But for his lawyers — Dennis Edney and Nathan Whittling — Khadr would still be rotting away in Gitmo. He is out on bail and lives with Edney’s family in Edmonton. There are strict bail conditions but those are still better than what he has faced over the last 13 years.
Janice Williamson, professor in the department of English and film studies at the University of Alberta, released a book in 2012 that she edited, Omar Khadr, Oh Canada. The book contains some 30 essays, articles, poems and screenplay excerpts dealing with Khadr’s background, his incarcerations, the actions and inactions of Canadian authorities and the implications raised by his legal case. While the various authors differ on many points, they are unanimous in their conviction that Khadr’s treatment has been shameful and unjust.
“He is a citizen who has been wronged and he deserves justice,” Professor Williamson said. “He also deserves to be treated like a human being. The fact that many of us are completely disinterested in his case — I mean he’s a human being, who even now is in solitary confinement. He’s been in solitary confinement since October 2010.”
“When people look back on this era after 9/11, they will see that some Canadians, Muslims and Arabs — were shamefully mistreated,” Williamson said. “And I think one of the reasons why Canadians can’t see that is because there has been a wave of hysteria that has swept through Canada.”
The Khadr saga reveals the hypocrisy of Western governments and their claims to upholding the rule of law and standing up for justice.

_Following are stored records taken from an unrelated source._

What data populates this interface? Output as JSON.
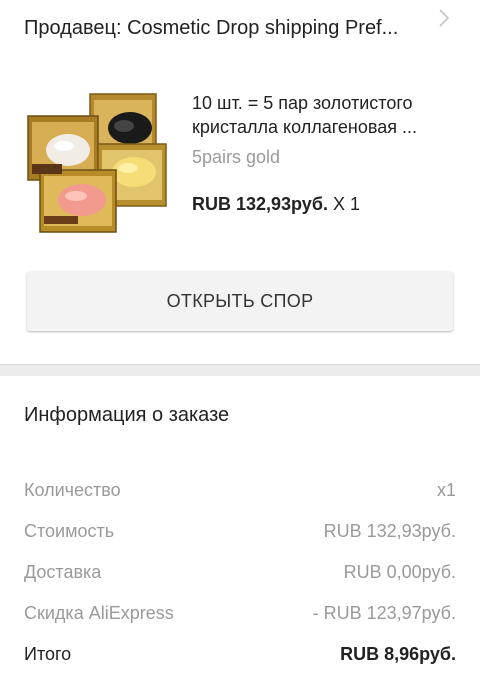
{
  "seller": {
    "label": "Продавец: Cosmetic Drop shipping Pref...",
    "icon": "chevron-right-icon"
  },
  "product": {
    "title": "10 шт. = 5 пар золотистого кристалла коллагеновая ...",
    "variant": "5pairs gold",
    "price": "RUB 132,93руб.",
    "quantity": "X 1"
  },
  "dispute_button": {
    "label": "ОТКРЫТЬ СПОР"
  },
  "order_info": {
    "title": "Информация о заказе",
    "rows": [
      {
        "label": "Количество",
        "value": "x1"
      },
      {
        "label": "Стоимость",
        "value": "RUB 132,93руб."
      },
      {
        "label": "Доставка",
        "value": "RUB 0,00руб."
      },
      {
        "label": "Скидка AliExpress",
        "value": "- RUB 123,97руб."
      }
    ],
    "total": {
      "label": "Итого",
      "value": "RUB 8,96руб."
    }
  },
  "colors": {
    "gold": "#c9a040",
    "button_bg": "#f3f3f3",
    "muted_text": "#9a9a9a"
  }
}
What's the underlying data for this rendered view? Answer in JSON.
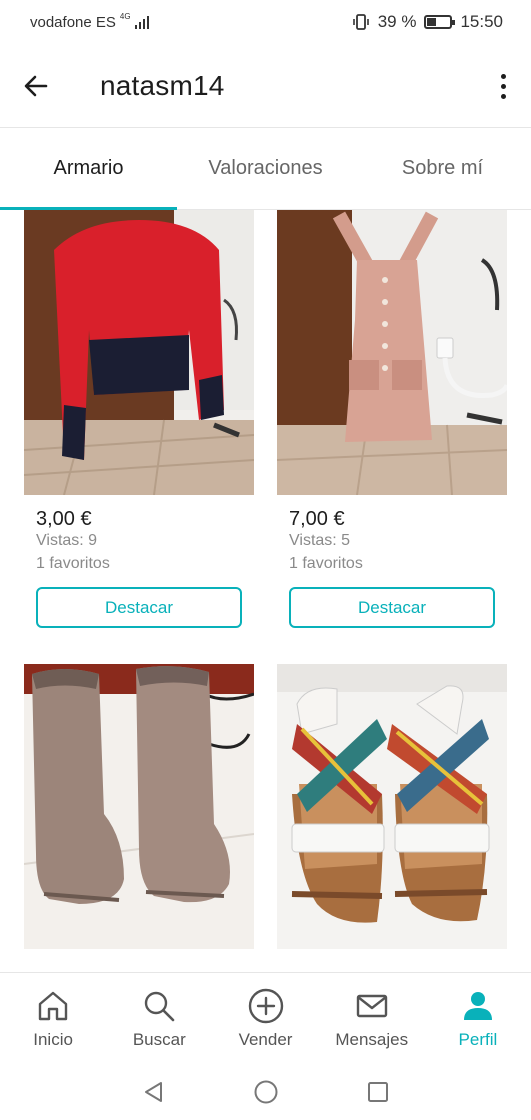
{
  "status_bar": {
    "carrier": "vodafone ES",
    "network": "4G",
    "battery_text": "39 %",
    "battery_level": 0.39,
    "time": "15:50"
  },
  "header": {
    "back_icon": "arrow-left-icon",
    "title": "natasm14",
    "more_icon": "more-vertical-icon"
  },
  "tabs": [
    {
      "label": "Armario",
      "active": true
    },
    {
      "label": "Valoraciones",
      "active": false
    },
    {
      "label": "Sobre mí",
      "active": false
    }
  ],
  "colors": {
    "accent": "#09b1ba",
    "text_primary": "#1d1d1d",
    "text_secondary": "#8a8a8a"
  },
  "items": [
    {
      "image": "red-black-sweater",
      "price": "3,00 €",
      "views": "Vistas: 9",
      "favorites": "1 favoritos",
      "button": "Destacar"
    },
    {
      "image": "pink-corduroy-dungaree-dress",
      "price": "7,00 €",
      "views": "Vistas: 5",
      "favorites": "1 favoritos",
      "button": "Destacar"
    },
    {
      "image": "taupe-suede-boots"
    },
    {
      "image": "colorful-strap-sandals"
    }
  ],
  "bottom_nav": [
    {
      "label": "Inicio",
      "icon": "home-icon",
      "active": false
    },
    {
      "label": "Buscar",
      "icon": "search-icon",
      "active": false
    },
    {
      "label": "Vender",
      "icon": "plus-circle-icon",
      "active": false
    },
    {
      "label": "Mensajes",
      "icon": "mail-icon",
      "active": false
    },
    {
      "label": "Perfil",
      "icon": "profile-icon",
      "active": true
    }
  ],
  "system_nav": [
    "back-triangle-icon",
    "home-circle-icon",
    "recents-square-icon"
  ]
}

In Omar Khadr’s case, these governments — American and Canadian — have trampled on every rule because of their frustration that they cannot secure a conviction against him in their own courts of law.